Your assignment
In the listing below, how many lines contain the word "author"? Answer with the number alone.

(Exercise inputs Opens)

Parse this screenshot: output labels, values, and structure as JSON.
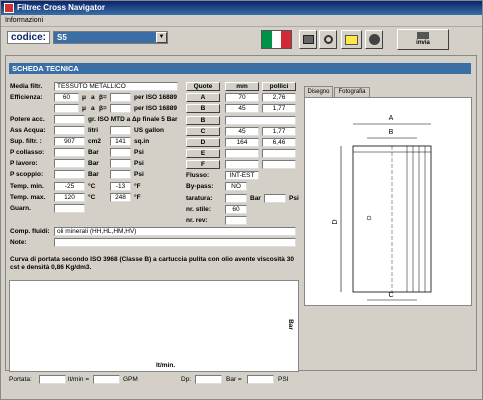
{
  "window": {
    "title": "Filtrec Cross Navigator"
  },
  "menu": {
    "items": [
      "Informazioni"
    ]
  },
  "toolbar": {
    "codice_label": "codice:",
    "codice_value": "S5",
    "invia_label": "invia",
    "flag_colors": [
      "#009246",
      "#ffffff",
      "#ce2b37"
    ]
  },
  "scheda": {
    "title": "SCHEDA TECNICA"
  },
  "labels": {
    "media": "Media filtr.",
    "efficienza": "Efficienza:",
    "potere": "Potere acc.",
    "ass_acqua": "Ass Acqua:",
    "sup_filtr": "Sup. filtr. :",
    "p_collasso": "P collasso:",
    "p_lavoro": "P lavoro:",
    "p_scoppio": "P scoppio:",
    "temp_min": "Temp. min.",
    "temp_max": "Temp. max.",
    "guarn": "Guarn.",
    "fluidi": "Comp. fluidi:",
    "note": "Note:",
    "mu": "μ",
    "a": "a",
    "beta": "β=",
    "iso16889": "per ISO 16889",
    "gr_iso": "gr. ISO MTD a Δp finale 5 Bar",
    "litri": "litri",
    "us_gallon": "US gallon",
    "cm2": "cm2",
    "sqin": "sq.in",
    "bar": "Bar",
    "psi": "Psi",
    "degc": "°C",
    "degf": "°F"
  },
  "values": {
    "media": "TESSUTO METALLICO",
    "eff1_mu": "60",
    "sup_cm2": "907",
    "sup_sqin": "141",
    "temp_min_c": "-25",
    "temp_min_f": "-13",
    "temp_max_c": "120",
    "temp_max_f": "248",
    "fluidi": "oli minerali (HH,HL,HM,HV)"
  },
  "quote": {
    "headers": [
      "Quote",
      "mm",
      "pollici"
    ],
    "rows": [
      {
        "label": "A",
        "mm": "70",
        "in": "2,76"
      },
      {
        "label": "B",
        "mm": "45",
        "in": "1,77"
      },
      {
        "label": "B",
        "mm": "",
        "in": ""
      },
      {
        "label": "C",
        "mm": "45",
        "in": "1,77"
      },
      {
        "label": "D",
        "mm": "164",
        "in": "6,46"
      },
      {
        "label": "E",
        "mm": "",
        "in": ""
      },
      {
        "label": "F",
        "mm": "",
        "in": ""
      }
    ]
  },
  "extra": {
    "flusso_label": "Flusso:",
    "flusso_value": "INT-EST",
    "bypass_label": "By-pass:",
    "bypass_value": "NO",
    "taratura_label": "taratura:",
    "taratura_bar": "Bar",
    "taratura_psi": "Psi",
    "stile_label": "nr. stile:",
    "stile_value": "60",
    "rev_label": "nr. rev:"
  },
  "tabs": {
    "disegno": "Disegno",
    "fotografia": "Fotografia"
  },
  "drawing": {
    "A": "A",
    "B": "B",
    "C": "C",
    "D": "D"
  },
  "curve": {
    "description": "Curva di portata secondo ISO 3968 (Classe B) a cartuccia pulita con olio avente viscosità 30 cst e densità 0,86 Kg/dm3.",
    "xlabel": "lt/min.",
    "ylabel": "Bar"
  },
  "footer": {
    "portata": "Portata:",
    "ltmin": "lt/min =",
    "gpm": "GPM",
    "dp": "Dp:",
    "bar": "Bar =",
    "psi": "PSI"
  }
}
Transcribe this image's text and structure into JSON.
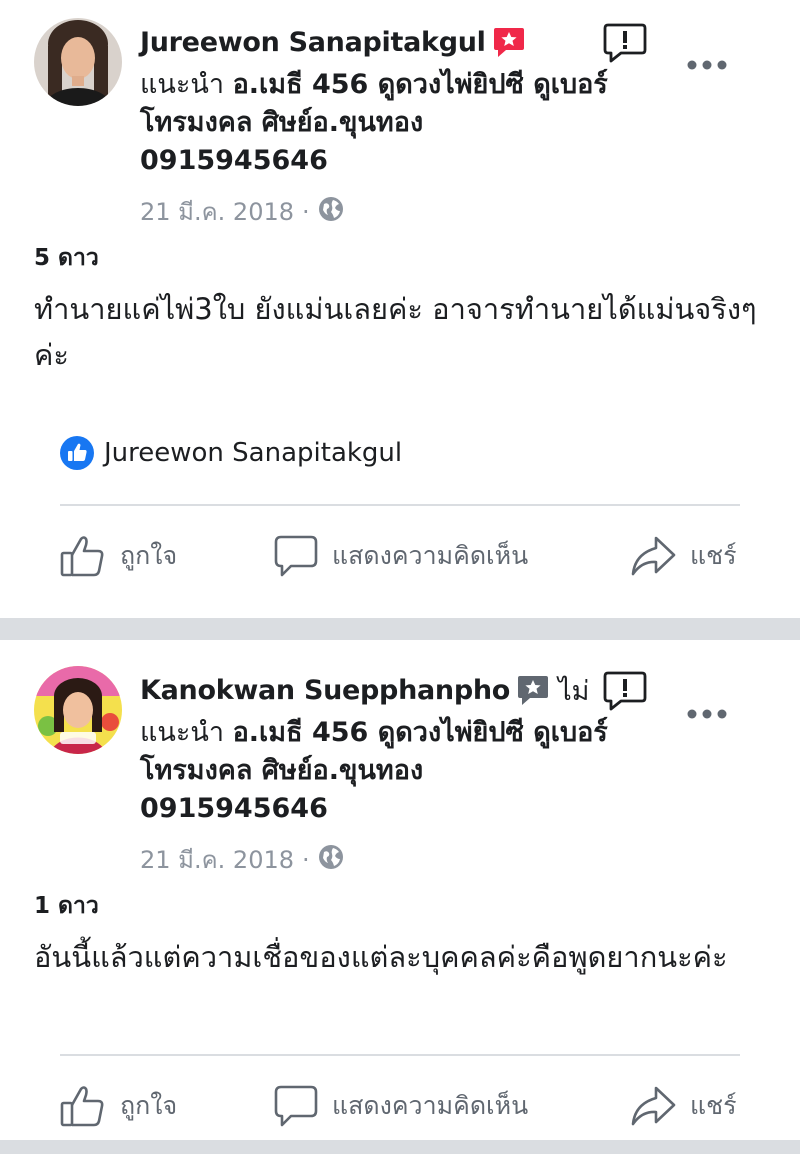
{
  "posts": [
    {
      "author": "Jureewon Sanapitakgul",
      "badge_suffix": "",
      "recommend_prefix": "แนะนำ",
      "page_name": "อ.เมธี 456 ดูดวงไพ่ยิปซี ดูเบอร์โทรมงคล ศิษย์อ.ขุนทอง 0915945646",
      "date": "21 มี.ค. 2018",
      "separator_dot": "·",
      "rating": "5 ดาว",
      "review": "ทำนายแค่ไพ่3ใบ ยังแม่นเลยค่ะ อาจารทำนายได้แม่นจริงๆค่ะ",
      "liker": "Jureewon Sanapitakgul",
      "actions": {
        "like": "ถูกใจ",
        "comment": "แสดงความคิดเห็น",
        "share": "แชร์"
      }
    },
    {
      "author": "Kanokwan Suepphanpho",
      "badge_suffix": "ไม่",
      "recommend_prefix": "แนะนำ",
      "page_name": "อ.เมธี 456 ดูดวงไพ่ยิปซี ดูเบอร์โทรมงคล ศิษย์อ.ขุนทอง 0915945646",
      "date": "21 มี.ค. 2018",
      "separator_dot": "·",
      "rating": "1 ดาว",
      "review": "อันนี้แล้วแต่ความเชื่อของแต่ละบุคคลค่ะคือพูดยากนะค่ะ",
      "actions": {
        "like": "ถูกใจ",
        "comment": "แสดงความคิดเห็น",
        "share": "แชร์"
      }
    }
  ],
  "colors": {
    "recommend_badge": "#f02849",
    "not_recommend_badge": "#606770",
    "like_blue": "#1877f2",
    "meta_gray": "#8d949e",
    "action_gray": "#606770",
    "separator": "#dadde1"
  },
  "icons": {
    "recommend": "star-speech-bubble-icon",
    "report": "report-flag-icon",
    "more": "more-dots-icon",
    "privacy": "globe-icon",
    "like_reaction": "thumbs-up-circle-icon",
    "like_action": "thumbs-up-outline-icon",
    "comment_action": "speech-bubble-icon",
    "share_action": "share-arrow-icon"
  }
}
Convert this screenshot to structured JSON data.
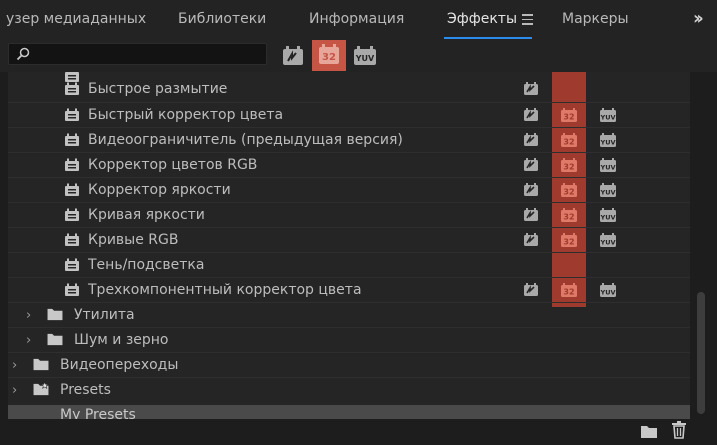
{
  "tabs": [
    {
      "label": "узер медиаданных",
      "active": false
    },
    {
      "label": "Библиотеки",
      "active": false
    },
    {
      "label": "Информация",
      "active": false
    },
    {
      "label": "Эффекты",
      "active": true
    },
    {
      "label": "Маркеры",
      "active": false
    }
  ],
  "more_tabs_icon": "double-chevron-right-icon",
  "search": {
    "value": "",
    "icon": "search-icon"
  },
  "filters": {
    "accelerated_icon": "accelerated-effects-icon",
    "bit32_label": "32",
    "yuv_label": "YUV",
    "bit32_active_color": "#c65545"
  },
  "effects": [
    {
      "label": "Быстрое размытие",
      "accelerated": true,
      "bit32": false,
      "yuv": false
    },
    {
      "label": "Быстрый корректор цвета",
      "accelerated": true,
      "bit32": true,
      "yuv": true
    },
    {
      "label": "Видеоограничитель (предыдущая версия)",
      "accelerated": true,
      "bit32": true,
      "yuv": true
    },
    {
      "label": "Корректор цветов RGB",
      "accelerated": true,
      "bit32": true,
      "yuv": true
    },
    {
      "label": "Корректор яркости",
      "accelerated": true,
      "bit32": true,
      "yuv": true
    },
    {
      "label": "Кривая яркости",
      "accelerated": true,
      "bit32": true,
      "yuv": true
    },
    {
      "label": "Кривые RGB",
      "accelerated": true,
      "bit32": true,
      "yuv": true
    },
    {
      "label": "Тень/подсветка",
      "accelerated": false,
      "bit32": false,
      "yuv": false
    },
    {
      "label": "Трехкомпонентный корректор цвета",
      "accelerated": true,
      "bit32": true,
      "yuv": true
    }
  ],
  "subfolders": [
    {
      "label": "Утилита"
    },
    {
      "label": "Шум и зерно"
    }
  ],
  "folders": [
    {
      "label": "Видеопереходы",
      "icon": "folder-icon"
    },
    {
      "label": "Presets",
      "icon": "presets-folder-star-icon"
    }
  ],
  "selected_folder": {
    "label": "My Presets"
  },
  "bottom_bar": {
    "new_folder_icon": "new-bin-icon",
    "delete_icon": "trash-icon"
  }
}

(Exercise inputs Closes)

Output of the exercise
2